It’s my opinion that you should always write tests for your source code. Tests force you to code better. Tests allow you to write dependable code, create better architecture, and help you live longer*. They also help you spot fussy APIs, opportunities for reuse, and redundancies.
That said. You don’t always have the time (or budget) to test everything to death! Not everyone sees the value in all those little green checkmarks. Life isn’t pedantic and heavy-handed. Life is a pack wild horses and sometimes you need to be the cowboy.
So, when do you push back? When do you say NO! We must write tests!
1. When you have the time.
There is no reason to skip out on writing tests if you have the time to write them. Why would you opt out of better code? Taking the extra time to make your code testable will turn average code into dependable code. Code that you know actually works is almost always better than new code.
2. When you’re making a data structure.
You cannot make a data structure without writing tests for it. Why would anyone trust a data structure that cannot prove it works?
Data structures must be tested. I don’t even know how you’d code a data structure without setting up a test harness first. You don’t know how your code will be used, so knowing that every little piece works as expected is necessary.
With tests, you’ll see the logic in breaking code into small pieces. Tests will make it easier to spot problems in your architecture.
Writing data structures against a test suite is the only way to do it right.
3. When you want community contributions.
Tests are the backbone of any open source project. They make sure that community contributions do not break the codebase. This allows fixes, changes, and optimizations to be made with certainty.
Your test suite becomes the hurdle that any contributor must clear. It’s not too much to ask for contributions that prove they work.

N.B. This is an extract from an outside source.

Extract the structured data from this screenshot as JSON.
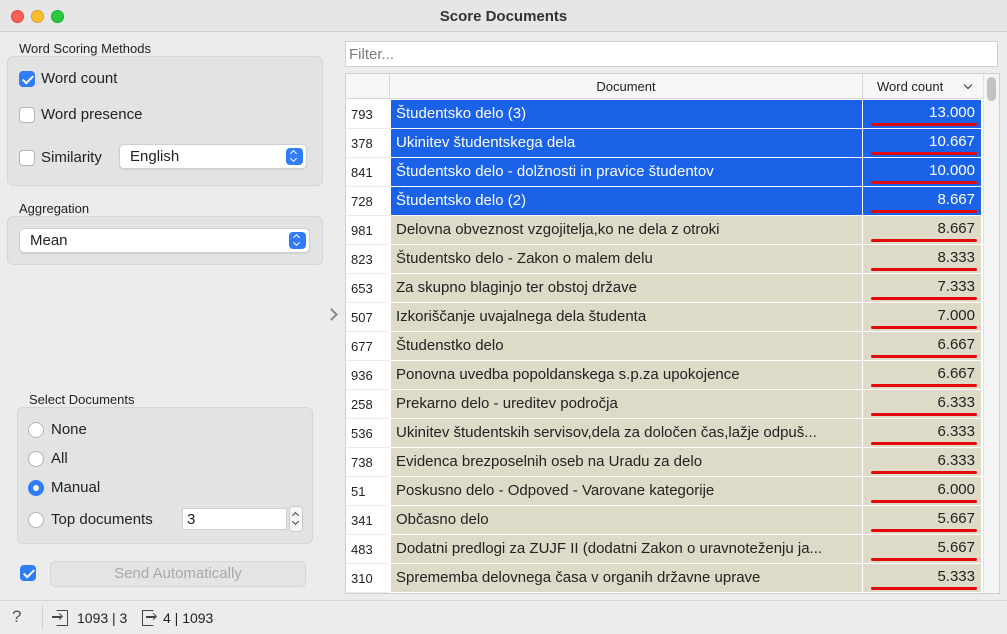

4. When you’re designing an API.
Starting with a test suite is a great way to design an API.
This allows you to work backward from your code interface instead of coding to it. This will let you design an API from the user’s perspective first.

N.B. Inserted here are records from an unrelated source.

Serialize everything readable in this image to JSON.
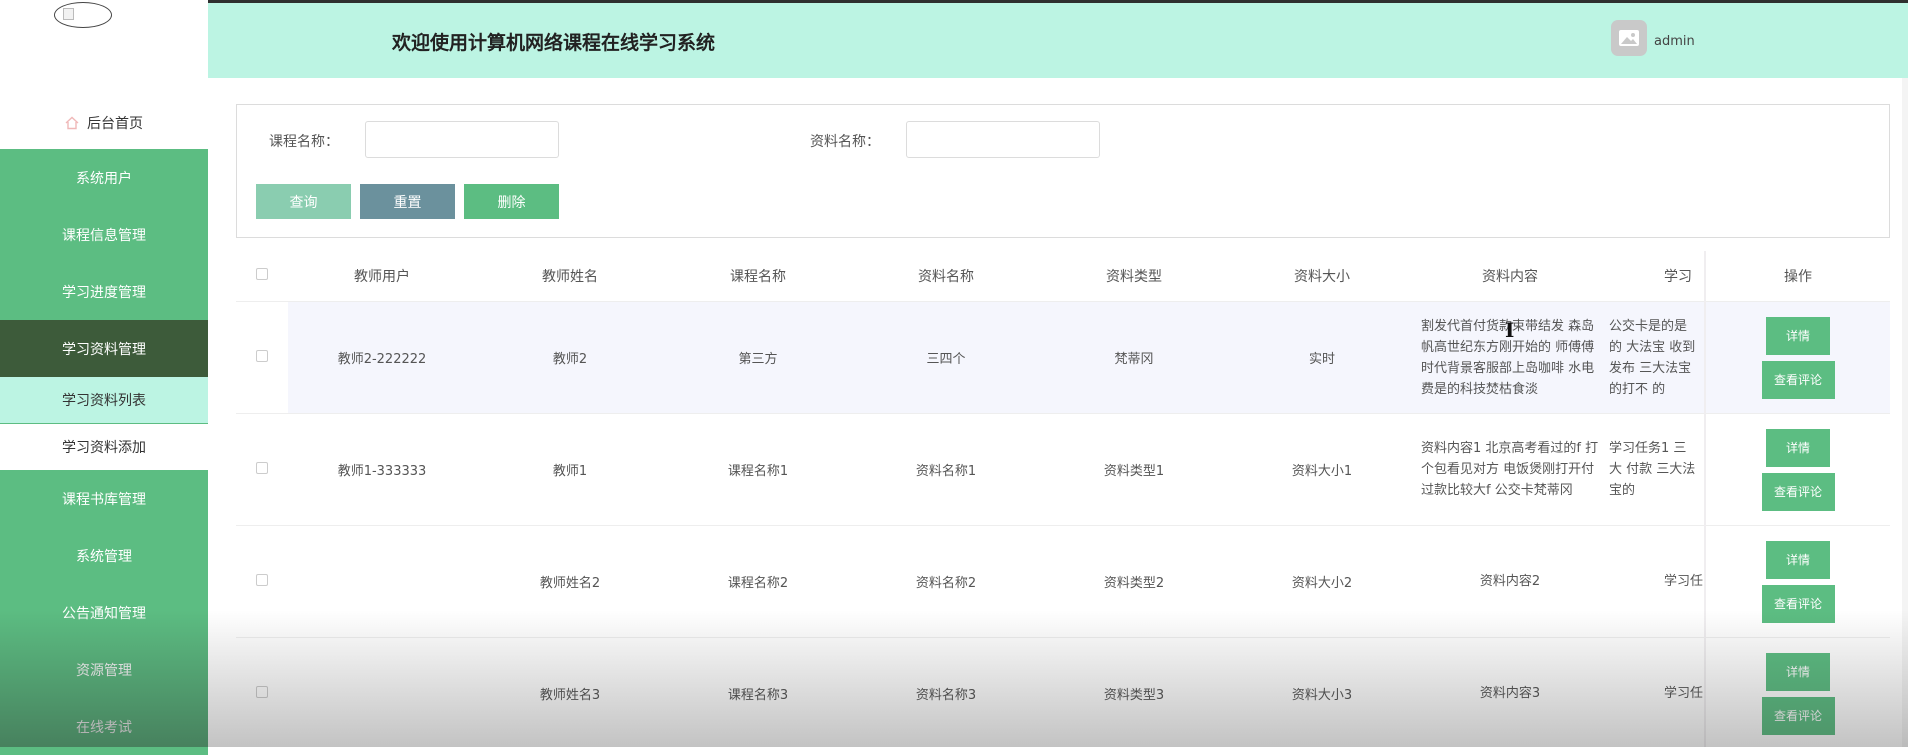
{
  "header": {
    "title": "欢迎使用计算机网络课程在线学习系统",
    "username": "admin"
  },
  "sidebar": {
    "home_label": "后台首页",
    "items": [
      {
        "label": "系统用户"
      },
      {
        "label": "课程信息管理"
      },
      {
        "label": "学习进度管理"
      },
      {
        "label": "学习资料管理",
        "active": true
      },
      {
        "label": "课程书库管理"
      },
      {
        "label": "系统管理"
      },
      {
        "label": "公告通知管理"
      },
      {
        "label": "资源管理"
      },
      {
        "label": "在线考试"
      }
    ],
    "subitems": [
      {
        "label": "学习资料列表",
        "selected": true
      },
      {
        "label": "学习资料添加"
      }
    ]
  },
  "search": {
    "course_label": "课程名称：",
    "course_value": "",
    "material_label": "资料名称：",
    "material_value": "",
    "search_button": "查询",
    "reset_button": "重置",
    "delete_button": "删除"
  },
  "table": {
    "columns": [
      "教师用户",
      "教师姓名",
      "课程名称",
      "资料名称",
      "资料类型",
      "资料大小",
      "资料内容",
      "学习",
      "操作"
    ],
    "rows": [
      {
        "teacher_user": "教师2-222222",
        "teacher_name": "教师2",
        "course": "第三方",
        "material": "三四个",
        "type": "梵蒂冈",
        "size": "实时",
        "content": "割发代首付货款束带结发 森岛帆高世纪东方刚开始的 师傅傅 时代背景客服部上岛咖啡 水电费是的科技焚枯食淡",
        "task": "公交卡是的是的 大法宝 收到发布 三大法宝的打不 的"
      },
      {
        "teacher_user": "教师1-333333",
        "teacher_name": "教师1",
        "course": "课程名称1",
        "material": "资料名称1",
        "type": "资料类型1",
        "size": "资料大小1",
        "content": "资料内容1 北京高考看过的f 打个包看见对方 电饭煲刚打开付过款比较大f 公交卡梵蒂冈",
        "task": "学习任务1 三大 付款 三大法宝的"
      },
      {
        "teacher_user": "",
        "teacher_name": "教师姓名2",
        "course": "课程名称2",
        "material": "资料名称2",
        "type": "资料类型2",
        "size": "资料大小2",
        "content": "资料内容2",
        "task": "学习任"
      },
      {
        "teacher_user": "",
        "teacher_name": "教师姓名3",
        "course": "课程名称3",
        "material": "资料名称3",
        "type": "资料类型3",
        "size": "资料大小3",
        "content": "资料内容3",
        "task": "学习任"
      }
    ],
    "detail_button": "详情",
    "comment_button": "查看评论"
  }
}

5. When it is a dependency
Point blank. If other code needs to use this code, you must write a test for it.
The testable code will become part of an ever-expanding toolbox. Dependable toy soldiers who can be summoned to fight for you. Go! Test the world!
*There is no scientific data that shows writing tests will help you live longer.